Return only those lines of the listing that hold the word "description".

========================================

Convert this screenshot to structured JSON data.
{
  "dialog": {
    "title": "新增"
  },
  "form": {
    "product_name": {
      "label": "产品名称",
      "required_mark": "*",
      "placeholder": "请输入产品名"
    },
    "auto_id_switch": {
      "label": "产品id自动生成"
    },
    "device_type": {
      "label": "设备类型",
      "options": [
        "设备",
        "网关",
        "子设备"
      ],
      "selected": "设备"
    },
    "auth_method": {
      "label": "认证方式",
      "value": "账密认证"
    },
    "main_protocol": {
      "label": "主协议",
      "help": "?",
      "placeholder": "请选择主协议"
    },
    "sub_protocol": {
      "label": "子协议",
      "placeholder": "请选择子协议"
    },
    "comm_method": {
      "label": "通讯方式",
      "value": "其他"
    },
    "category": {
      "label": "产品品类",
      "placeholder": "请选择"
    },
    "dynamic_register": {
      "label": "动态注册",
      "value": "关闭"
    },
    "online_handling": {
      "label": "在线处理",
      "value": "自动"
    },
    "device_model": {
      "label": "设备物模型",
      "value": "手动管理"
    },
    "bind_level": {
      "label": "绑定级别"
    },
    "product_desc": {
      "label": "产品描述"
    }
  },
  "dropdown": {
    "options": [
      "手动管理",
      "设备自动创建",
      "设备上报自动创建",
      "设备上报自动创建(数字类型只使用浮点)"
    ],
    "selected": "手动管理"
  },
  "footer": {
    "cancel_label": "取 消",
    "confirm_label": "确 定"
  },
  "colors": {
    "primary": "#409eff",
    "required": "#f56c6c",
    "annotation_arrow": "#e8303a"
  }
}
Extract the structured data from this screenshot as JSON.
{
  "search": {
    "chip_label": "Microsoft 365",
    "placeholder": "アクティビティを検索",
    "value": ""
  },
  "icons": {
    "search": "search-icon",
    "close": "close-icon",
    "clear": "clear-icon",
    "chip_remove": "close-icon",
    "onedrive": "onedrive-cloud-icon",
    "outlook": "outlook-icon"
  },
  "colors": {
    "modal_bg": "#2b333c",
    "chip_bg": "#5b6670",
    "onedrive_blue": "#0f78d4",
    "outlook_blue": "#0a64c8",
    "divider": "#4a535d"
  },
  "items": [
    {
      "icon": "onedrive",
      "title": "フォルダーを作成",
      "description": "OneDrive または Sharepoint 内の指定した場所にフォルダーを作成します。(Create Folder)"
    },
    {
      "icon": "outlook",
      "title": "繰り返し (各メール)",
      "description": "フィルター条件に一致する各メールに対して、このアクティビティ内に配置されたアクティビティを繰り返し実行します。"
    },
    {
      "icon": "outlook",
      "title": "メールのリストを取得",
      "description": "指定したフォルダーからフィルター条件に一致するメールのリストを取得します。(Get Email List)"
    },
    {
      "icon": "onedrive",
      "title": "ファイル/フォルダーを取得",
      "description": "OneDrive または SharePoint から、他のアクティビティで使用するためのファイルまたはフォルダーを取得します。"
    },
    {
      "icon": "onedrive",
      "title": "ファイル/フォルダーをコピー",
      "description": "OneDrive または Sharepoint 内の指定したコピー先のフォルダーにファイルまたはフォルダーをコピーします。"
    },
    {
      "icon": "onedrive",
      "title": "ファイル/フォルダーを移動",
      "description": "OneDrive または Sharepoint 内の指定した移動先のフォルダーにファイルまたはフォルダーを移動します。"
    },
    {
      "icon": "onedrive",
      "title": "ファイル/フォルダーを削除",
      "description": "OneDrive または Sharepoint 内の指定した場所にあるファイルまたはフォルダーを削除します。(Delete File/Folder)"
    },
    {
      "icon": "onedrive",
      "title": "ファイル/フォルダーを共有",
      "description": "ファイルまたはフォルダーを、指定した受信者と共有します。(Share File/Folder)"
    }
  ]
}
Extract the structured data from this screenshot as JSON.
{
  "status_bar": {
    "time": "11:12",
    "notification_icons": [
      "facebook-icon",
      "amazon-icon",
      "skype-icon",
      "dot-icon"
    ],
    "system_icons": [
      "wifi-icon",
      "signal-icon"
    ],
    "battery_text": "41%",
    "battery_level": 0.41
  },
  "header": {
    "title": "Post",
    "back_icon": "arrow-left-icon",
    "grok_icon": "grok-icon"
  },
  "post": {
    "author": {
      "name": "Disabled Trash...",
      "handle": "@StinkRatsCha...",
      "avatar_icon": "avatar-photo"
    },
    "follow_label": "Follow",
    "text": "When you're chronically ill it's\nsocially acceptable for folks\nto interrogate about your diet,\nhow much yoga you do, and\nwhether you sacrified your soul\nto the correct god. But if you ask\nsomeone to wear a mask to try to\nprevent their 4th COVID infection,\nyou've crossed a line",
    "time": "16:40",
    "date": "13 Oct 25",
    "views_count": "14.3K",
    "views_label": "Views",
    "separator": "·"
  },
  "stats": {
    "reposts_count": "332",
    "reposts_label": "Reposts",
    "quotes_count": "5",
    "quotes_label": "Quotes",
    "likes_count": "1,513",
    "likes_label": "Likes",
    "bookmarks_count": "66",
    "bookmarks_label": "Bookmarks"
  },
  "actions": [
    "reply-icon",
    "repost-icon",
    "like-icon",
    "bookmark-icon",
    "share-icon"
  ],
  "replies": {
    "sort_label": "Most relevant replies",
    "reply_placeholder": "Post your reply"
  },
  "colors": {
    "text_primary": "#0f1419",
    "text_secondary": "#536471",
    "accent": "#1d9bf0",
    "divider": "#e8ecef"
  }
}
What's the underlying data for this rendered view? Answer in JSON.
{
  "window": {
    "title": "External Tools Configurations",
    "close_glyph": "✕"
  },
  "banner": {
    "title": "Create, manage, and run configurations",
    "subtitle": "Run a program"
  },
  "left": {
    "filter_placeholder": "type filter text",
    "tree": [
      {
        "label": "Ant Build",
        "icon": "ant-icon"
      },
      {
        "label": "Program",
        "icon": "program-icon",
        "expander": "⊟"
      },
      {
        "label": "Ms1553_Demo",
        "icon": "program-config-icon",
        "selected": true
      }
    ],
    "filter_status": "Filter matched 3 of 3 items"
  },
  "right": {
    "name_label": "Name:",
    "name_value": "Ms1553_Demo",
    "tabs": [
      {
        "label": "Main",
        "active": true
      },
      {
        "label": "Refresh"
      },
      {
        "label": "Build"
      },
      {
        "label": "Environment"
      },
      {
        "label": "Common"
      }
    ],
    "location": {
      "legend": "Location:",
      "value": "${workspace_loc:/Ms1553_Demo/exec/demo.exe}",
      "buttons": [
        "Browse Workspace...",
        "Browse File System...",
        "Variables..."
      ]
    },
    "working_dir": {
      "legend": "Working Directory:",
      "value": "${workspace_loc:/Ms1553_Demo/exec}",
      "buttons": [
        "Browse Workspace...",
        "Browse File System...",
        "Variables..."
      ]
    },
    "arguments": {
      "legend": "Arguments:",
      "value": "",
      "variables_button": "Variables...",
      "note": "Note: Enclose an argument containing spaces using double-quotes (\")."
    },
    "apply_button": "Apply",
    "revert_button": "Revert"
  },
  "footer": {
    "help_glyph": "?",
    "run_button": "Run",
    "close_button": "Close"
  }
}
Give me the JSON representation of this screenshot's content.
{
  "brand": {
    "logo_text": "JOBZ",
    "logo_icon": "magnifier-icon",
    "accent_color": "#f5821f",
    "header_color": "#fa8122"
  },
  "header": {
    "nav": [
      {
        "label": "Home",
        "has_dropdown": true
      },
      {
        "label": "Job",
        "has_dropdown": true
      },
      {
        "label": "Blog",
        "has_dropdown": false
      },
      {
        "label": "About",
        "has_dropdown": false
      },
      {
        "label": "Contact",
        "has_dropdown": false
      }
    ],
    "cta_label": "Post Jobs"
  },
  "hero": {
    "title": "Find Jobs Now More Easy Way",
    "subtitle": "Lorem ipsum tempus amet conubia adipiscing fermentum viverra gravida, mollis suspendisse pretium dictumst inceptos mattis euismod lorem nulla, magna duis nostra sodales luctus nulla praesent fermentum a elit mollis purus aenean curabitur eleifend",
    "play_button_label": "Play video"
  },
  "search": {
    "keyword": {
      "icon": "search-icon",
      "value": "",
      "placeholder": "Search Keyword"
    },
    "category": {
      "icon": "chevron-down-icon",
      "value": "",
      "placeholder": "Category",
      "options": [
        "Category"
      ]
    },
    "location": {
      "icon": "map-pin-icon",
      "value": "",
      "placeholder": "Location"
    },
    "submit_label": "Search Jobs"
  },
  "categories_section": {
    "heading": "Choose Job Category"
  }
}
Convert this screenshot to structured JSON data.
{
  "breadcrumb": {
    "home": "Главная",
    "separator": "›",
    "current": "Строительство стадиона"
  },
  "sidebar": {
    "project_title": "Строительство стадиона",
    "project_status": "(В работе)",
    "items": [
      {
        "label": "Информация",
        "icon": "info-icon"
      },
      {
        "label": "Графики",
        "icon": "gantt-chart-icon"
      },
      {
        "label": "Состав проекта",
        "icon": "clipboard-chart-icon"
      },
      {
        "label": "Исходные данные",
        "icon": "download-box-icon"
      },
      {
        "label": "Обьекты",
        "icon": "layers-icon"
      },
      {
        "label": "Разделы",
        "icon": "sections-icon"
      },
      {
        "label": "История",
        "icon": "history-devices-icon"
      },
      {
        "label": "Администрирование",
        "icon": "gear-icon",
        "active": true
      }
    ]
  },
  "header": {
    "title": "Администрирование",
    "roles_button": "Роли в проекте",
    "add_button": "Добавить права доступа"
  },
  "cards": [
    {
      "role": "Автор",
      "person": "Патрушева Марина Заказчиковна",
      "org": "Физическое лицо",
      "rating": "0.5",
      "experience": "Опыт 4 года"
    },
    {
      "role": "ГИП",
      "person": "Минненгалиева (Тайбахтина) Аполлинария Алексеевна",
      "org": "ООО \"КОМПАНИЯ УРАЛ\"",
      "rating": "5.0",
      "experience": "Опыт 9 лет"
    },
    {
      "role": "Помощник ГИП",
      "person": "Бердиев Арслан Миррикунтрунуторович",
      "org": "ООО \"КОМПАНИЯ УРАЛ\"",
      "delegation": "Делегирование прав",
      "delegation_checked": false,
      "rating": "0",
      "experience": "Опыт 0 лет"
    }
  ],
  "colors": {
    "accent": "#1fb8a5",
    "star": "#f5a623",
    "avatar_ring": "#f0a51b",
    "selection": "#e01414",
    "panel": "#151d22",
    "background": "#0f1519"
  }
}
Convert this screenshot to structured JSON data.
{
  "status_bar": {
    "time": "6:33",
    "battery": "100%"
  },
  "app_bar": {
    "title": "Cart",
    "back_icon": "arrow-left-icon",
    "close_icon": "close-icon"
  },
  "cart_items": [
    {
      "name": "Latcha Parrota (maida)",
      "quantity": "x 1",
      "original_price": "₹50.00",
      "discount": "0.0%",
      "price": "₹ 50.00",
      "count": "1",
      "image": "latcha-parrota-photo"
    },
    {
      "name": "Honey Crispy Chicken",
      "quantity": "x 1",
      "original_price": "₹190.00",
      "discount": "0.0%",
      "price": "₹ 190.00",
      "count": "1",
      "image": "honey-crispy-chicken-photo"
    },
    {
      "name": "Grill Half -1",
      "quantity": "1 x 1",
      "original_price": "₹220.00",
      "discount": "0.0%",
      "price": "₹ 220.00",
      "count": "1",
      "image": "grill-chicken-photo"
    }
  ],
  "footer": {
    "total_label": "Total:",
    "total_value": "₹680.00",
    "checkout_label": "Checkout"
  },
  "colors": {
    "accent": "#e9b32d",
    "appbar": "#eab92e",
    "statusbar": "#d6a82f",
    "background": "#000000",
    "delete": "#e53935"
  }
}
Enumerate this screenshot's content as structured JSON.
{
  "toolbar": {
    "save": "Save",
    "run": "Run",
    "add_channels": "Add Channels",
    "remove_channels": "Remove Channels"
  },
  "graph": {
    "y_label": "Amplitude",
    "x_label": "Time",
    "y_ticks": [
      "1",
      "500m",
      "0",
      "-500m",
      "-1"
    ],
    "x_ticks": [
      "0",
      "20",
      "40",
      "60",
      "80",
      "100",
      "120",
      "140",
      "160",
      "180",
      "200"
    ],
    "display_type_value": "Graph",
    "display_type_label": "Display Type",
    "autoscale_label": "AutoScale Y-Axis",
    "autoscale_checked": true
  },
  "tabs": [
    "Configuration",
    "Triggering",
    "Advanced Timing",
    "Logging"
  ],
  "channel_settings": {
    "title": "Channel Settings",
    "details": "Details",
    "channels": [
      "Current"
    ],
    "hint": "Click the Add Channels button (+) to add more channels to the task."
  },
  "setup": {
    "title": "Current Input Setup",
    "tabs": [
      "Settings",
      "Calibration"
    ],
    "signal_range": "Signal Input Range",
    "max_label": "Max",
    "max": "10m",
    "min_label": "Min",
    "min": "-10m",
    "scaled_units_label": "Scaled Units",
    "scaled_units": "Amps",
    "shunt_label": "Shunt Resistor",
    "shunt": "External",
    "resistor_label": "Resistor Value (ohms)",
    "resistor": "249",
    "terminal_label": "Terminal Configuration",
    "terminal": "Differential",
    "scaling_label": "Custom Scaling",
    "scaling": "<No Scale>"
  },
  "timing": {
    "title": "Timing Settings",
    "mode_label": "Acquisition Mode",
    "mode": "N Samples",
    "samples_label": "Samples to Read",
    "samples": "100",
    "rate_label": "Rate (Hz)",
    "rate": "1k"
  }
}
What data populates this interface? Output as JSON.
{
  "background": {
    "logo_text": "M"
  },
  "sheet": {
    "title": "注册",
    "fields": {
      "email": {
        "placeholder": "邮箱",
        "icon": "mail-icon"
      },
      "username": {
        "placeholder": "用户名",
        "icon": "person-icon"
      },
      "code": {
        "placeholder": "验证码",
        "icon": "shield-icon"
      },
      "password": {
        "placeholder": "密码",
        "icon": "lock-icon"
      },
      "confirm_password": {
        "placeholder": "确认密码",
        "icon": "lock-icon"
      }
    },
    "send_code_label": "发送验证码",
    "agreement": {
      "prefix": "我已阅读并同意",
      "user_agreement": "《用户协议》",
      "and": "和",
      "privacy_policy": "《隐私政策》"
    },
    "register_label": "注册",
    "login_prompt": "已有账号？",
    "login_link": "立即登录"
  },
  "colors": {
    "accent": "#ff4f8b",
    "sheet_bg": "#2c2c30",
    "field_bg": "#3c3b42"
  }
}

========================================

◆ OUTPUT:
      "description": "OneDrive または Sharepoint 内の指定した場所にフォルダーを作成します。(Create Folder)"
      "description": "フィルター条件に一致する各メールに対して、このアクティビティ内に配置されたアクティビティを繰り返し実行します。"
      "description": "指定したフォルダーからフィルター条件に一致するメールのリストを取得します。(Get Email List)"
      "description": "OneDrive または SharePoint から、他のアクティビティで使用するためのファイルまたはフォルダーを取得します。"
      "description": "OneDrive または Sharepoint 内の指定したコピー先のフォルダーにファイルまたはフォルダーをコピーします。"
      "description": "OneDrive または Sharepoint 内の指定した移動先のフォルダーにファイルまたはフォルダーを移動します。"
      "description": "OneDrive または Sharepoint 内の指定した場所にあるファイルまたはフォルダーを削除します。(Delete File/Folder)"
      "description": "ファイルまたはフォルダーを、指定した受信者と共有します。(Share File/Folder)"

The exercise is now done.